I wrote a piece about a situation that bugged me. A “law of attraction” type showed up to tell me that I had a victim mentality and showed no accountability for my predicament. Initially I thought he didn’t read the piece, because three paragraphs in I write “this is my fault as much as anyone’s.”
I pointed that out. He doubled down. I pointed out that the writing itself was taking accountability. He tripled down.
Then I wasted my one wild and precious life spending time looking at his profile and confirming that he was one of those “law of attraction” crazy people. His comments weren’t really his fault (no accountability required!) because those people are completely off their onion.
In case you’re not familiar, the so-called “law of attraction” first gained popularity with the 1952 publication of The Power of Positive Thinking. It had another big moment after the author of The Secret ripped off the ideas in The Power of Positive Thinking. This caught the attention of Oprah and the rest is history.
Now Pinterest is lousy with vision boards about good health and manifesting wealth. A bustling industry depends on convincing people that their thoughts create their reality.
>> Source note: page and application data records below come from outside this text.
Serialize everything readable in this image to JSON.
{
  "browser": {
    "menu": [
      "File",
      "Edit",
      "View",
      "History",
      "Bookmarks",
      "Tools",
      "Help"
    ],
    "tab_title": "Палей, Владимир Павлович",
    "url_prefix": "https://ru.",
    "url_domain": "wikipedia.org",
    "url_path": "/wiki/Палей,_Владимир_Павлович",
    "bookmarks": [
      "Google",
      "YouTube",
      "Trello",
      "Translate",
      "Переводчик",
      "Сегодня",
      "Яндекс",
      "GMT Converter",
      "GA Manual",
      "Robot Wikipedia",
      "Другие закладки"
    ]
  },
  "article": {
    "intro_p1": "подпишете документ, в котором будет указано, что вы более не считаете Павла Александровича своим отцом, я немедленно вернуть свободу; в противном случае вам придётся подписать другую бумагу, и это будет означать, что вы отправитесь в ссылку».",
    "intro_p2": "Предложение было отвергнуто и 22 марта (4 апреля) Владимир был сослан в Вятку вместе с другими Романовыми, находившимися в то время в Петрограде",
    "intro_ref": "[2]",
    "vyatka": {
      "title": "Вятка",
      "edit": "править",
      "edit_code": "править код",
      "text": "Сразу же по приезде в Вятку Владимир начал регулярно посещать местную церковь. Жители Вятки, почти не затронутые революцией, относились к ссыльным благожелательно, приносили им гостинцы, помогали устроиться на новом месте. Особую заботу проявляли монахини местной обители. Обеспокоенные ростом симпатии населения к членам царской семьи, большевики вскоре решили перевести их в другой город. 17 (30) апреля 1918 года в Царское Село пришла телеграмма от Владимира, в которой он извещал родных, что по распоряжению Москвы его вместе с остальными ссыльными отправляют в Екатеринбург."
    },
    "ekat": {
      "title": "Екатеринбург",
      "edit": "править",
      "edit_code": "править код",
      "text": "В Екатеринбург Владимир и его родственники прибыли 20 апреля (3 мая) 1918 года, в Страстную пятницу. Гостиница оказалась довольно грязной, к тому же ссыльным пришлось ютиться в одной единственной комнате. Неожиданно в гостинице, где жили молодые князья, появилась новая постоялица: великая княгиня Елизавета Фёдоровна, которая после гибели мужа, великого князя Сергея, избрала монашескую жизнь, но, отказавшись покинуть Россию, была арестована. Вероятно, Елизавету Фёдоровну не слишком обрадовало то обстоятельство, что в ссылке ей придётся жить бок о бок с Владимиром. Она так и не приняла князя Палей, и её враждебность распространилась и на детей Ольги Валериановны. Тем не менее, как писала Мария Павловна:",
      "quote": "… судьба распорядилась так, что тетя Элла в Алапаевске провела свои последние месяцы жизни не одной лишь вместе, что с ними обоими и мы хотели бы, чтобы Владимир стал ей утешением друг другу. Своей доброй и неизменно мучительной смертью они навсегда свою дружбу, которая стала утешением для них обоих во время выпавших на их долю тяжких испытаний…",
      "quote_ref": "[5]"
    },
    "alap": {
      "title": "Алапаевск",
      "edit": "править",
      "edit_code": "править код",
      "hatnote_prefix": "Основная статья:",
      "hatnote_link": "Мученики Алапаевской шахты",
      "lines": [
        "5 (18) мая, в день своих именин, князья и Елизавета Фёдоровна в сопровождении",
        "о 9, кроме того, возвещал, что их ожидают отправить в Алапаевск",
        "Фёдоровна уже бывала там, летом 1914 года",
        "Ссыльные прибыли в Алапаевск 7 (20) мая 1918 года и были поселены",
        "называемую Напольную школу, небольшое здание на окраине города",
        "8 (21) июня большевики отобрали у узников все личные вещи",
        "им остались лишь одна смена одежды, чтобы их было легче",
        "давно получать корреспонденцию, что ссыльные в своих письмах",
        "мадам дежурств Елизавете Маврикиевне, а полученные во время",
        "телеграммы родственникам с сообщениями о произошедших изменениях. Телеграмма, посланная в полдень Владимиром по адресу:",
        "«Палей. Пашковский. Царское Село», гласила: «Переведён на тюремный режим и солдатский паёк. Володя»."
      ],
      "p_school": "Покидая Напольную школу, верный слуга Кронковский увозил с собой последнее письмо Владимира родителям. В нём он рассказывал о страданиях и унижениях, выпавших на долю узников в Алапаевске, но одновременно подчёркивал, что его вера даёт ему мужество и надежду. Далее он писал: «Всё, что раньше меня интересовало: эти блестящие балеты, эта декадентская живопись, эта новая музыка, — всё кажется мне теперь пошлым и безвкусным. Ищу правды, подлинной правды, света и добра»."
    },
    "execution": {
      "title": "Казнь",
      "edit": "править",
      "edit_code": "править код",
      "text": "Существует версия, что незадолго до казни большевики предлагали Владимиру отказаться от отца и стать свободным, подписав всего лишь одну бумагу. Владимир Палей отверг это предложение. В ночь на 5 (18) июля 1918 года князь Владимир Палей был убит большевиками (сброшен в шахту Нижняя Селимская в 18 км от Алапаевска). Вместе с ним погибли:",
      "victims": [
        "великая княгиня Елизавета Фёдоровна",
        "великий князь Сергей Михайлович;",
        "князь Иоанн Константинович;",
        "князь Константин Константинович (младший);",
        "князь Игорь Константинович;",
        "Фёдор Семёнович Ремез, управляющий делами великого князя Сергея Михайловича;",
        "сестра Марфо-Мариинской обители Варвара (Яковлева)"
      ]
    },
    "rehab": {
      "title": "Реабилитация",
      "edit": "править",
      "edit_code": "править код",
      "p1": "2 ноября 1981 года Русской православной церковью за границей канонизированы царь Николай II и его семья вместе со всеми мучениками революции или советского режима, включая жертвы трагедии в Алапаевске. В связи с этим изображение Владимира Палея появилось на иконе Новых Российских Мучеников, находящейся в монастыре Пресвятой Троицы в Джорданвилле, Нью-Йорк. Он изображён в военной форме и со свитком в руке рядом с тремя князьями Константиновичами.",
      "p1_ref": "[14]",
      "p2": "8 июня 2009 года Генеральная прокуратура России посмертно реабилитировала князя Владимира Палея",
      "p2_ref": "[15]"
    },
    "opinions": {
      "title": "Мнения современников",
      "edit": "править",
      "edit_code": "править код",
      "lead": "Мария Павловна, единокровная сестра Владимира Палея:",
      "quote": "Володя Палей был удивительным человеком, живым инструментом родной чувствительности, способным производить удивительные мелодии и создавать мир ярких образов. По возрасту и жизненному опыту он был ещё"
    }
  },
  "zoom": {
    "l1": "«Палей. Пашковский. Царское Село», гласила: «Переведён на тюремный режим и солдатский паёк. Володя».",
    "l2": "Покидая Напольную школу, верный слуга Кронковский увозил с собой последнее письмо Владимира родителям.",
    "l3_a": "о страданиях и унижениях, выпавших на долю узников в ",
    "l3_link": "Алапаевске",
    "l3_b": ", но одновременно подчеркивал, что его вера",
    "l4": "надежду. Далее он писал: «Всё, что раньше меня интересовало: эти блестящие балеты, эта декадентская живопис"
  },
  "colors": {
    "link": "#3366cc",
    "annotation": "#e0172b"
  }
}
Everything good that happens to you is created by your positive thoughts — usually in the form in visualization and affirmations — and everything bad is also your own creation.
Don’t get me wrong, I’m all for being your own cheerleader. Adopt a positive mindset if you’re trying to parallel park or do a fancy move on your roller skates or run a marathon. Wave your own tiny foam finger at yourself in your own tiny cheering section. Believing that you can do a thing will, obviously, increase your chances of being able to do that thing.
But the “law of attraction” cleaves the world into two groups: people who deserve good fortune (because they trained their mind to manifest good fortune) and people who don’t (because they failed to properly train their mind). If you buy this bullshit, you can easily otherize people, conveniently skipping all the usual ways of otherizing them — race, religion, sexual orientation, you…